A series of swivel plate assemblies 61 join each bunk flat plate 57 to its
respective rectangular bunk support tube 59. The numbers of these swivel
plate assemblies, positioned evenly along the lengths of each flat plate
57 in juxtaposition to its respective rectangular support tube 59, will
depend upon the length of the bunk 17, the stiffness of the flat plate 57,
and the weight of the boat. For smaller, lighter loads only two swivel
plate assemblies 61 may be used on each bunk 17.
The swivel plate assembly 61, FIGS. 7 & 8, permits the hull contacting flat
plate 57 to rotate to hull shape. Each swivel plate assembly 61 has a
winged, U-shaped plate bracket, pivot member 63 bolted to the flat plate
57. The U portion of this bracket, pivot member 63 rides in a receiving
cupped portion of a bearing pad or journal 65. A clamp 67 extends about
the U portion of the pivot member 63 and the journal receiving portion to
hold the assembly to the rectangular support tube 59.
The truss cross bar 40 is welded into position to the bottom flanges of the
side rails 13 to extend laterally across the trailer frame, once the wheel
and axle assembly 15 position is determined. The purpose of the truss
cross bar 40 is to securely tie (box) the side rails together. The purpose
of the truss structure assembly 44 is to transfer much of the load
directly to the running gear (wheel and axle assembly 15) instead of
bending forces on the side rails 13. This is accomplished by positioning
the wheel and axle attachments to the side rails 13 immediately adjacent
the bunk carrying cross beams 21, 23 attachment positions.
The load distribution, FIG. 9, on the main frame members, these being the
side rails 13 joined with the hitch support tube 31, is such that bending

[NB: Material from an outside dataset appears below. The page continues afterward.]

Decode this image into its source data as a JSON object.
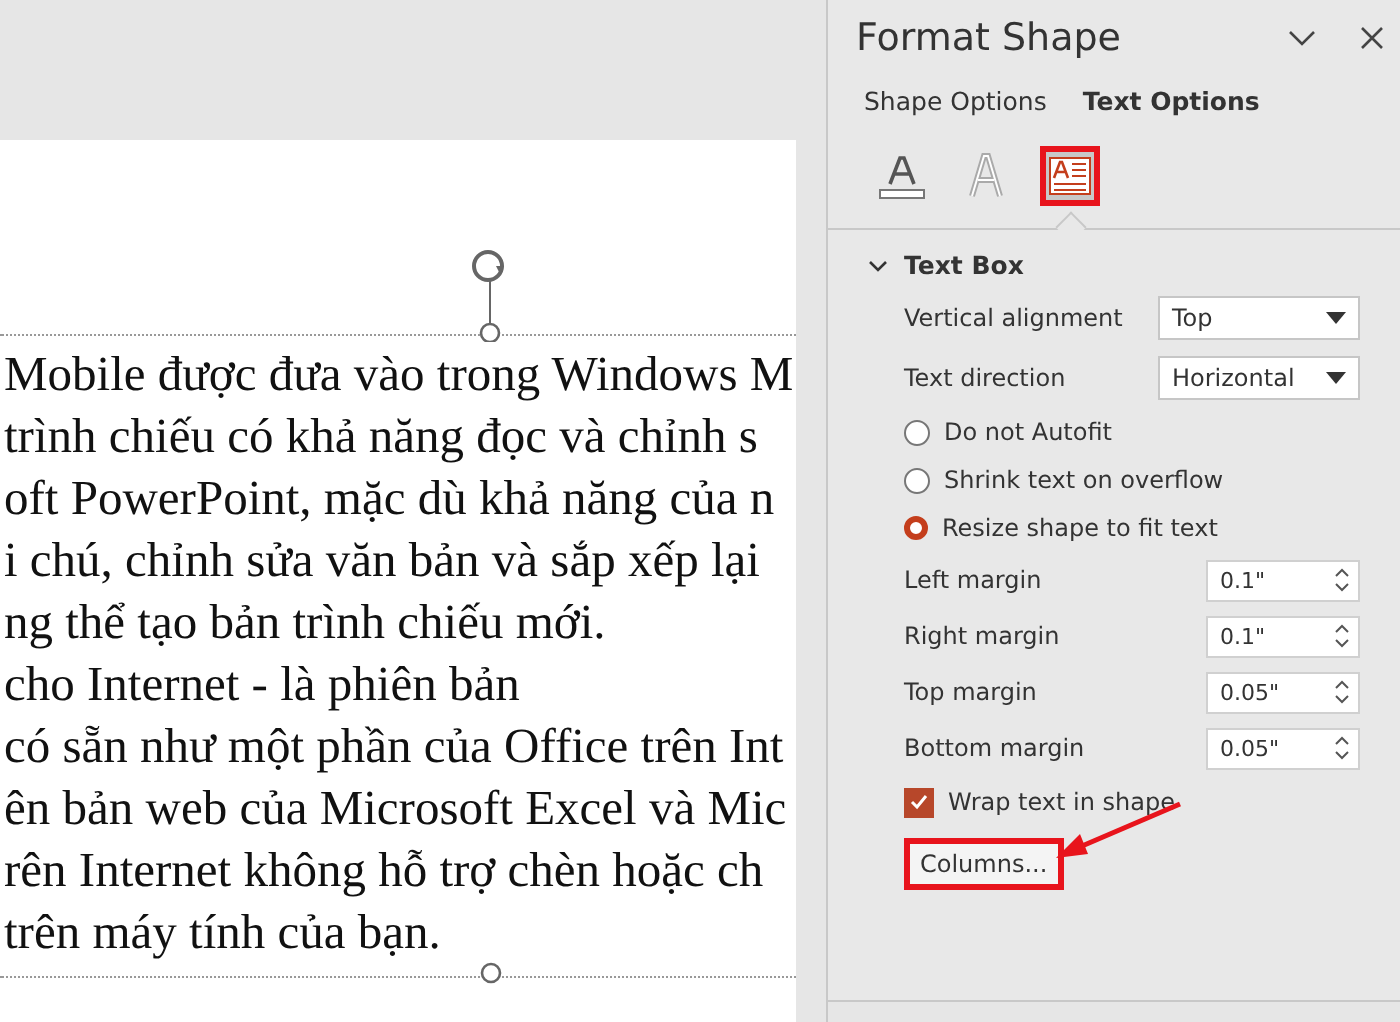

is minimized. By extending the bunks 17 substantially beyond the end of
the frame subassembly 13, 31, the resultant load at the front bunk support
position 69 is reduced. The resultant load at the rear bunk support

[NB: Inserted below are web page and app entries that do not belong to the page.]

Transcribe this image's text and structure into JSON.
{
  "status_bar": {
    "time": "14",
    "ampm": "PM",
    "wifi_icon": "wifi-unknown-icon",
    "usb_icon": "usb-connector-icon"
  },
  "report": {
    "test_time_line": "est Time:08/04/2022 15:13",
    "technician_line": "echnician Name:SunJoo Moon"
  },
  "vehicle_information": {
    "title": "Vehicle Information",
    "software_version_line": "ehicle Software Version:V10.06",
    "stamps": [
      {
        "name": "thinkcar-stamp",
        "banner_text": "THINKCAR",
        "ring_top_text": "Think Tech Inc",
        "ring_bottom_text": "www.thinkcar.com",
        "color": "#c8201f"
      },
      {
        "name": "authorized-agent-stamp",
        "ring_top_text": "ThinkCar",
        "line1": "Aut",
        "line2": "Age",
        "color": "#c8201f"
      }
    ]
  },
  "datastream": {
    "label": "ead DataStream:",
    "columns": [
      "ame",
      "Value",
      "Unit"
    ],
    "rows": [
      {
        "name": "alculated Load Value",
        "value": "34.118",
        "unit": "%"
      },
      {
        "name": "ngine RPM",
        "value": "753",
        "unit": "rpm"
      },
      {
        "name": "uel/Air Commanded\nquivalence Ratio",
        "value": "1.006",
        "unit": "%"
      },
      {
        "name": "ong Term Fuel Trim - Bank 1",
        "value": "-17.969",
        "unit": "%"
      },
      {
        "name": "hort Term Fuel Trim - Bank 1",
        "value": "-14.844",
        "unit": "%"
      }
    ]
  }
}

position 71 is increased. By positioning the front most bunk support
position 69 just slightly forward of the axle support positions 73, 75 the
bending forces on the middle span 77 of the frame are reduced. The weight
effects which cause bending to the middle unsupported section 77 are
With the incorporation of the truss structure assembly 44, a major portion
of the side rails 13 is tied into the wheel and axle assembly 15. This
provides a stronger frame construction and will enable the bunk assemblies
17 to moved forward on the trailer 11. This allows the load center to be
positioned forward or behind the wheel and axle assembly 15, and still be
fully supported at the transom.
The attachment of the truss cross bar 40 to a side rail 13 is shown in FIG.
10. Here the bar 40 is bolted to the bottom flange of the side rail 13. An
L-shaped cross bar mounting bracket 79 is butt welded 81, FIG. 11, to the
end of the cross bar 40. This bracket 79 is bolted, in this instance, on
its top face to the bottom flange of the side rail 13. A pair of downward
extending plates 83 extend from the top wall of the L-shaped bracket 79,
and are used to hold the end links 85 for the adjacent ends of a pair of
tandem mounted leaf springs 87. The opposite ends of the leaf springs 87
may be bracketed 89 or otherwise attached to the side rail 13 in a
conventional manner. The respective axle for each wheel 46 is attached 89
in a conventional manner to a respective leaf spring 87. Each truss cross
bar 40 end bracket 79 can also include a vertical stiffening plate 91,
triangularly shaped and positioned inboard of the pair of downward
extending plates 83, stiffens the bracket 79 to keep the L-shape thereof.
A channel 93 extends longitudinally the length of at least on of the side
rails 13. This channel 93 is positioned on in inboard face of the side
rail 13 I-beam web, adjacent the underside of the top flange. The channel
has a J-shaped cross section, creating longitudinal slot or opening 95,
FIG. 14, running along the underside of the top flange of the side rail
13. This allows a wiring harness or conduit to be slipped into the channel
93 to be run the length of the side rail 13.
Many changes can be made in the above-described invention without departing
from the intent and scope thereof. It is thereby intended that the above
description be read in the illustrative sense and not in the limiting